• _Aim of the exercise_:
Each line below with the word "region" needs to be copied.

• _Data extract_:

■ ■ ■ ■ ■ ■ ■

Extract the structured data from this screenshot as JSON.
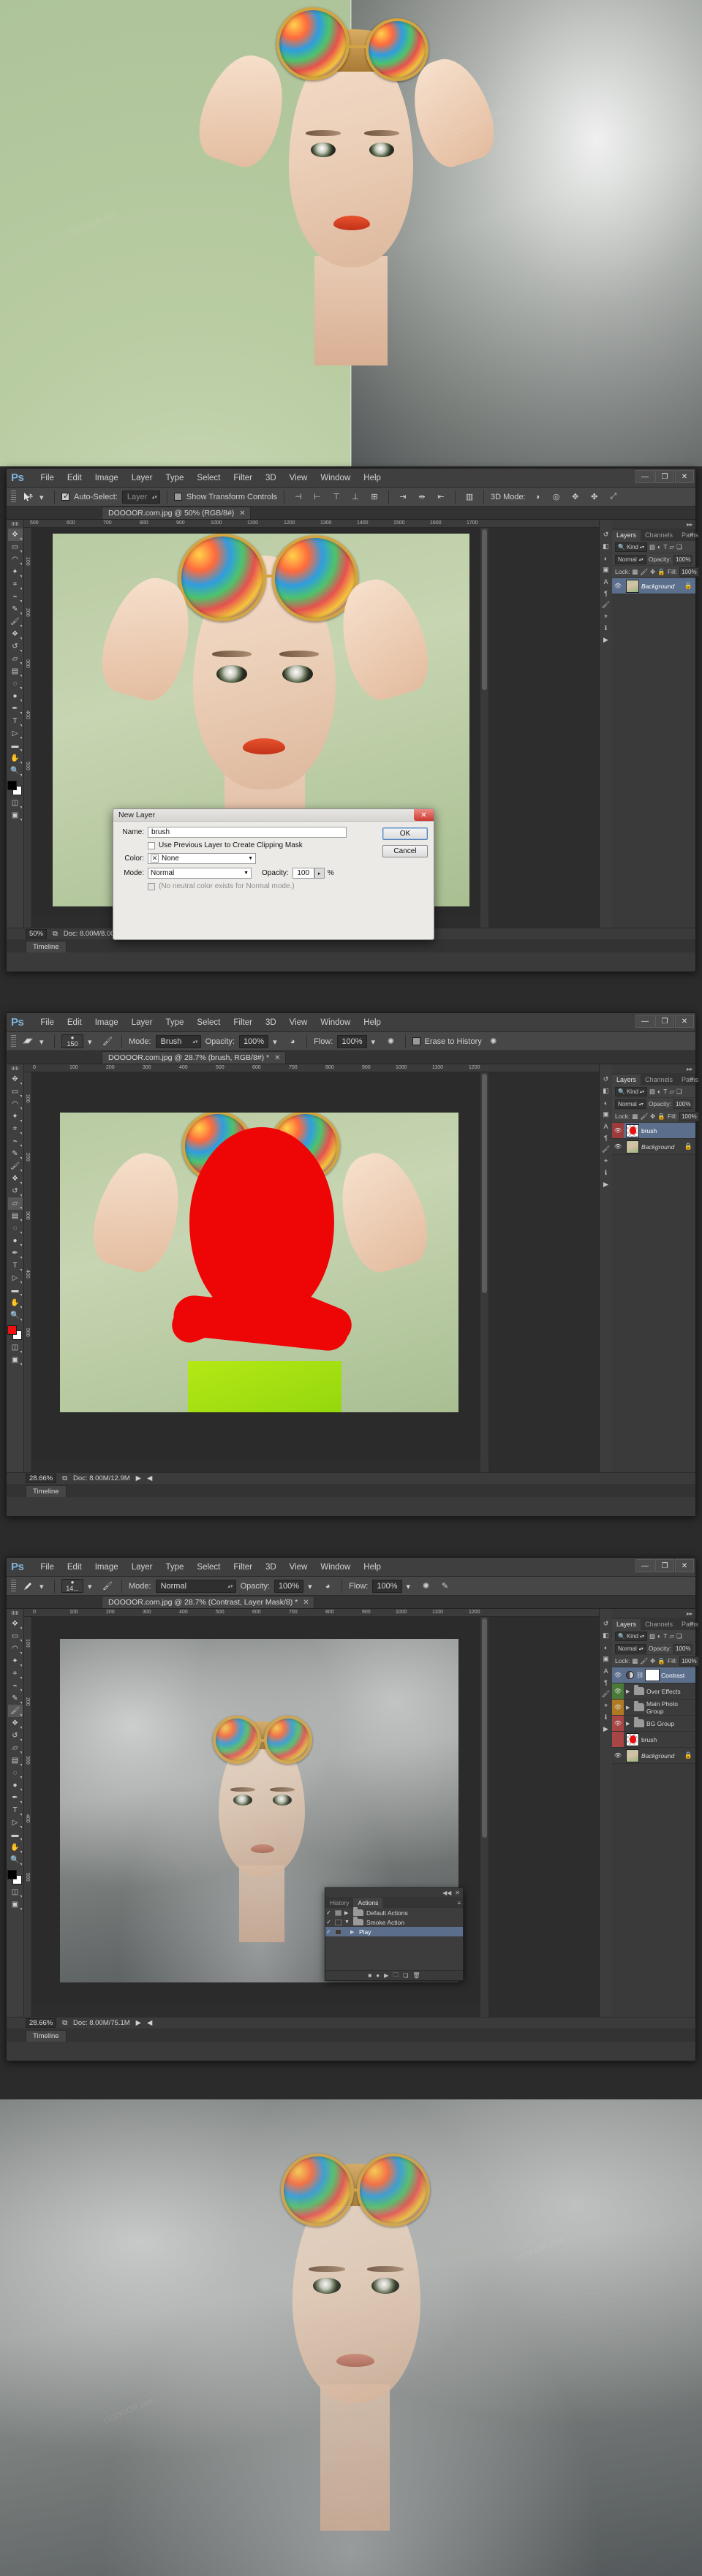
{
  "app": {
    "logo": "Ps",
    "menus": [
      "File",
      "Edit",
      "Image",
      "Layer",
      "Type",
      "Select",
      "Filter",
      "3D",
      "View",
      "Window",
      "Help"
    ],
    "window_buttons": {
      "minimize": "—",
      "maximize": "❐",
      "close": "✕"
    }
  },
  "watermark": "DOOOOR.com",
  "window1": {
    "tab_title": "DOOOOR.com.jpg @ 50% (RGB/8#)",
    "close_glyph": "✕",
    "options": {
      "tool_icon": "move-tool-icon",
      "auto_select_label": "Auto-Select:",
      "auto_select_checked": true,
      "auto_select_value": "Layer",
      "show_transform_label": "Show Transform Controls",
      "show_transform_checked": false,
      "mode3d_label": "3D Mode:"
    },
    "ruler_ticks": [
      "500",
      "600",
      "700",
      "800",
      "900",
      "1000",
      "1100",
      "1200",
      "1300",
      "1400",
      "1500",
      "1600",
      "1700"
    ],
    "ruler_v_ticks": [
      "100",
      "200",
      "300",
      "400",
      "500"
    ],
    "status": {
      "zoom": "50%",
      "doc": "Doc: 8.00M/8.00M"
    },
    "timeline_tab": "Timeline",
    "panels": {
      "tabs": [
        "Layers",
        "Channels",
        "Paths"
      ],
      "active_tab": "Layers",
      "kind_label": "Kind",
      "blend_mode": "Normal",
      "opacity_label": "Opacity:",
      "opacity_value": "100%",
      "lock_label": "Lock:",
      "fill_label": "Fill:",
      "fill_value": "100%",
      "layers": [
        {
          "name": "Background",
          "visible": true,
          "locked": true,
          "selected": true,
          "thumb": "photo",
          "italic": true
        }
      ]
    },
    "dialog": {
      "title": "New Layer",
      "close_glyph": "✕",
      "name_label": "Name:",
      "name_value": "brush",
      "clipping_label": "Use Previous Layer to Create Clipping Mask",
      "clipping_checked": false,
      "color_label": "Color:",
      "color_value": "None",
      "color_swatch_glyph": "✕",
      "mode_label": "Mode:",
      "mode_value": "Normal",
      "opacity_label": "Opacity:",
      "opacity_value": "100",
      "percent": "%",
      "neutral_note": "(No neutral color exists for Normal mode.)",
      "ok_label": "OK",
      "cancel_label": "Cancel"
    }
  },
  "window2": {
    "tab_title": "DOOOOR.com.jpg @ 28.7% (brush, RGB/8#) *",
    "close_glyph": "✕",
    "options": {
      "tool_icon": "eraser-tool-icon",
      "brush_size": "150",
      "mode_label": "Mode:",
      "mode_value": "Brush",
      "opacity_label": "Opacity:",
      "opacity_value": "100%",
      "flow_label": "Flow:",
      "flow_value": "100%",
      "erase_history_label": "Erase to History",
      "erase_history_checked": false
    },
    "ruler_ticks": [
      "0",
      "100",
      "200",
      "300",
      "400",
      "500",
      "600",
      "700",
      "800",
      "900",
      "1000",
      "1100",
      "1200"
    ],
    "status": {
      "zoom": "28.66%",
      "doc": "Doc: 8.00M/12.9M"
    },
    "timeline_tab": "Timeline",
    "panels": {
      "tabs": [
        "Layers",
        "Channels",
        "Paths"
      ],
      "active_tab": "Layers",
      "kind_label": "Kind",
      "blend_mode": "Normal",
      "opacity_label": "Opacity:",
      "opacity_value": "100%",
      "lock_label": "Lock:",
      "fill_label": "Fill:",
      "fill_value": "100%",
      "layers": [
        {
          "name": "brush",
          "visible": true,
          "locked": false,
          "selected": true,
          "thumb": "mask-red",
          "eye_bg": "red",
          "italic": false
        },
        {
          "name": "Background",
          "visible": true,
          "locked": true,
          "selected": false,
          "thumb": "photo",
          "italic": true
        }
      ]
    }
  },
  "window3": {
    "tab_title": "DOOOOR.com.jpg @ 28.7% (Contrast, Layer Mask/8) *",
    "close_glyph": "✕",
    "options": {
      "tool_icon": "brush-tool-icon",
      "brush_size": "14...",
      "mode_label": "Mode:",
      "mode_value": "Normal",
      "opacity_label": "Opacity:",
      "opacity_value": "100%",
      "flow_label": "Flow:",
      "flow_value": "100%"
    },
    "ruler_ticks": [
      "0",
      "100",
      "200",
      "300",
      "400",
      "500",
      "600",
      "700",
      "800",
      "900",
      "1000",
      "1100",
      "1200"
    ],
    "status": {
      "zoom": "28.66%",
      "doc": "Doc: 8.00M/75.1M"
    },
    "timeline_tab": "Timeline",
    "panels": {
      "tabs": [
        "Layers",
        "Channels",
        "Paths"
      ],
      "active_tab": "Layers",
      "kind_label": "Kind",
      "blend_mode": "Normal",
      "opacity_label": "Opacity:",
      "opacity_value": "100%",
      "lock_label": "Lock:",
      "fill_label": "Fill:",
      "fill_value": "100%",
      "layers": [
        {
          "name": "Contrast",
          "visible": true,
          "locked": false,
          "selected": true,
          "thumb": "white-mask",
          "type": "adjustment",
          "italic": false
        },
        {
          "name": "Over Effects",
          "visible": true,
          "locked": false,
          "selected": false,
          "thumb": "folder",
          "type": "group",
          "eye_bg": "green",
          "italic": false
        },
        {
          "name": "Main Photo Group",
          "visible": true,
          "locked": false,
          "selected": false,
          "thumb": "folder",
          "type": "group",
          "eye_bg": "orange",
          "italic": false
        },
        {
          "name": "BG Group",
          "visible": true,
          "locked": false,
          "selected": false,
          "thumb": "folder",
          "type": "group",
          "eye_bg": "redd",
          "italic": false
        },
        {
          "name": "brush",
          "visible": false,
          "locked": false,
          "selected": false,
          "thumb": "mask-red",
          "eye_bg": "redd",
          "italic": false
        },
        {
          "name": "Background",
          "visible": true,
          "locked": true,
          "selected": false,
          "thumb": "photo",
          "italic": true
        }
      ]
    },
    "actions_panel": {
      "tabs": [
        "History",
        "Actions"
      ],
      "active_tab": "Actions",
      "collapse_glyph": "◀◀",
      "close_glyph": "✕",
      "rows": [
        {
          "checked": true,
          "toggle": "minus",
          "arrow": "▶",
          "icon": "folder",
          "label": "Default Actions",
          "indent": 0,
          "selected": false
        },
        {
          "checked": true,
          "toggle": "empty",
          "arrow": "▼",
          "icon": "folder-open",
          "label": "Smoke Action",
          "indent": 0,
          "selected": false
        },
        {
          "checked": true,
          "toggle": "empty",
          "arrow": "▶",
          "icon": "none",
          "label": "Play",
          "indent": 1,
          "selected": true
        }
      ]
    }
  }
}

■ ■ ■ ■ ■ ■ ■

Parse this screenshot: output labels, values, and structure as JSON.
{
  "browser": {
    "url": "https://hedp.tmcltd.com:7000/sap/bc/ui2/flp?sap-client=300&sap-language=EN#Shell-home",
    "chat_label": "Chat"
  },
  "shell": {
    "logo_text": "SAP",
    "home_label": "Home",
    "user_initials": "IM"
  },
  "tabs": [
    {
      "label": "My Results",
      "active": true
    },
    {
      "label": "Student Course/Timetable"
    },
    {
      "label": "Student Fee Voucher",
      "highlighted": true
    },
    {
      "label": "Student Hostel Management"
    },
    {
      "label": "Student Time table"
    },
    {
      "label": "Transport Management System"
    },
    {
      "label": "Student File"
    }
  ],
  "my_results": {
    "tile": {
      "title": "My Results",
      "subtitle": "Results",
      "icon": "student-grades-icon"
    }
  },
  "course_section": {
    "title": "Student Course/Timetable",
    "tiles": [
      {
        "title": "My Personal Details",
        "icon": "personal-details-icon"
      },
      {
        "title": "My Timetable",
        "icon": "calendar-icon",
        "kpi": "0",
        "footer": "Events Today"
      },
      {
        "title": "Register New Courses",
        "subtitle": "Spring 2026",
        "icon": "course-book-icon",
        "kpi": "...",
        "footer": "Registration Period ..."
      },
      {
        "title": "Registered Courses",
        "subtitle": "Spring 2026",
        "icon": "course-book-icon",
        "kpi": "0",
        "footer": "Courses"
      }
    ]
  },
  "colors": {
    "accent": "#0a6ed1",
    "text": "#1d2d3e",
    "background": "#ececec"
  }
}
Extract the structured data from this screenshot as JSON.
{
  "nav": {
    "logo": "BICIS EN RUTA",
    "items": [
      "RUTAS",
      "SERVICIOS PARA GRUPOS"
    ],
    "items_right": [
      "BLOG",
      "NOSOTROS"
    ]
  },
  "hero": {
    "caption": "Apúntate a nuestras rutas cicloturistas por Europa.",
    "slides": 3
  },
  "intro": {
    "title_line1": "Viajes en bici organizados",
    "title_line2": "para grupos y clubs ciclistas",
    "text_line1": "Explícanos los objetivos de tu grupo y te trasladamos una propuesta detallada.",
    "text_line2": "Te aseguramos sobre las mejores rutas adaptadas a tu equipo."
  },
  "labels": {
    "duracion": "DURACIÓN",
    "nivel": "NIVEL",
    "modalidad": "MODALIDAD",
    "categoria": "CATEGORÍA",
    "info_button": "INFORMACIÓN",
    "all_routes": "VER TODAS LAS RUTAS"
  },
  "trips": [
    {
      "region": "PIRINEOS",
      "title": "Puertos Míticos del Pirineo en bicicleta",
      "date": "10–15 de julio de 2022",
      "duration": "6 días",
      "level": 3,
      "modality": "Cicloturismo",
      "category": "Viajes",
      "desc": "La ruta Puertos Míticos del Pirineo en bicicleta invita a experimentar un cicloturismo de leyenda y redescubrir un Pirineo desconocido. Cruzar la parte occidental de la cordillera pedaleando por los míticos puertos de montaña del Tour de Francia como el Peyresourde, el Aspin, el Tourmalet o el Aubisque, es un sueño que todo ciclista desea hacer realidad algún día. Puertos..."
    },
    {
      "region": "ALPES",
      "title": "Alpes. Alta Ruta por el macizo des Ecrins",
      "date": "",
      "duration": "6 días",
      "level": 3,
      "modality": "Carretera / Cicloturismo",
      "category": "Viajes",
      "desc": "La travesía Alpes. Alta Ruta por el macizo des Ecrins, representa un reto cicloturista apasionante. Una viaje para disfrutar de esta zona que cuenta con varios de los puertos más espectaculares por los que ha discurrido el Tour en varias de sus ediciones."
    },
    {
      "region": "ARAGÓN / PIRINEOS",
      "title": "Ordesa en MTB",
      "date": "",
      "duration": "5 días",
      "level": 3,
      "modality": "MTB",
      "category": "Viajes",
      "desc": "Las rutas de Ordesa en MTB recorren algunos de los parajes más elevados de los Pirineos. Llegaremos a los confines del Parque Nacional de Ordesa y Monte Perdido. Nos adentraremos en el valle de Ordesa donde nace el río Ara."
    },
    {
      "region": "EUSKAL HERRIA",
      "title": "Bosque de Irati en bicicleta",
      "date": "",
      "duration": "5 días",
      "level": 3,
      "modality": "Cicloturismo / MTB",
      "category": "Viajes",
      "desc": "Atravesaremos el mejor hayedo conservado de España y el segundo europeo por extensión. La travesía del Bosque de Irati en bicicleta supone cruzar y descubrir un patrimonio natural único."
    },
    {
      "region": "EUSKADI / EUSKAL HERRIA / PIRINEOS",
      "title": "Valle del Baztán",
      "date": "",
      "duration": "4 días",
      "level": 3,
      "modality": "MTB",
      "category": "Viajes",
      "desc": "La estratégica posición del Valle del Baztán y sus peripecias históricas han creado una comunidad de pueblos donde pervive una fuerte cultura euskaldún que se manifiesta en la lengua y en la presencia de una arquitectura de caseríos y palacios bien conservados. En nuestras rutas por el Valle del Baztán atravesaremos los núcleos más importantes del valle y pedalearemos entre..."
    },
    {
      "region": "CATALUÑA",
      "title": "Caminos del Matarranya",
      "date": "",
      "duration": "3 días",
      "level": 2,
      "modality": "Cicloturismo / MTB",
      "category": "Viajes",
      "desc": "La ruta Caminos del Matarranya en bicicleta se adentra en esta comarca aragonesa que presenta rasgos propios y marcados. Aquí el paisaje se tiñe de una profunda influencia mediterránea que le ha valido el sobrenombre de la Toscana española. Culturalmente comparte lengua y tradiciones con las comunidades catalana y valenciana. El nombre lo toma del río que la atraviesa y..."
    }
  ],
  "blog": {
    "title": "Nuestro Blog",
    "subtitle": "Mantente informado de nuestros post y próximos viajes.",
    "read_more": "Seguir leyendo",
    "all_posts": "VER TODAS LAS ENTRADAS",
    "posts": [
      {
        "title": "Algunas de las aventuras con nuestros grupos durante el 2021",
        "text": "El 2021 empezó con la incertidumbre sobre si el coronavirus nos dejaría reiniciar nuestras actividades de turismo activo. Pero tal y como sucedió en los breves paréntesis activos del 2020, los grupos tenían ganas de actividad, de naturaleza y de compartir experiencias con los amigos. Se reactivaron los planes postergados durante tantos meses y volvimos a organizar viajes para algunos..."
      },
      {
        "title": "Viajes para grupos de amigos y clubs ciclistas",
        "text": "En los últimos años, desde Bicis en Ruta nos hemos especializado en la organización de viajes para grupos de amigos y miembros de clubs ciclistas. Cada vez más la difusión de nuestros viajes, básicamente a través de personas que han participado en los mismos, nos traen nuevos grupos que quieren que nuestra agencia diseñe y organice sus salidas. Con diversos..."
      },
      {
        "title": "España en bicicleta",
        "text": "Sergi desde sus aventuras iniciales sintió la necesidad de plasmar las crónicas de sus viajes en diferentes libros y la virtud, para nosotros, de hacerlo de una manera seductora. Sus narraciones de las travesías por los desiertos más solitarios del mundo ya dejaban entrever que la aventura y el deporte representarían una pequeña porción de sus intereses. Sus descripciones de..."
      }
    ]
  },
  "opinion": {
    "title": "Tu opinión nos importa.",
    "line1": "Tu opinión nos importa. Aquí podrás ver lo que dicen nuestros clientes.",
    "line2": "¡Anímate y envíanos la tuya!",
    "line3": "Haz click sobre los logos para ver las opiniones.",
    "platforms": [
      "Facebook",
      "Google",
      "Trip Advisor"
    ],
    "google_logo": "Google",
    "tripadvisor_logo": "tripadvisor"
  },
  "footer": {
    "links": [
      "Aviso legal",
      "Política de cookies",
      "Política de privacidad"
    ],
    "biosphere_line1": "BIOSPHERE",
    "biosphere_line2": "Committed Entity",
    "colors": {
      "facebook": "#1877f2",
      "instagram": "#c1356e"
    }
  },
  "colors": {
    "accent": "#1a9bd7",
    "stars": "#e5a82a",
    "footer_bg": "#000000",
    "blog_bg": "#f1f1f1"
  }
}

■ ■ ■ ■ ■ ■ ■

• _Output for this exercise_:
      "region": "PIRINEOS",
      "region": "ALPES",
      "region": "ARAGÓN / PIRINEOS",
      "region": "EUSKAL HERRIA",
      "region": "EUSKADI / EUSKAL HERRIA / PIRINEOS",
      "region": "CATALUÑA",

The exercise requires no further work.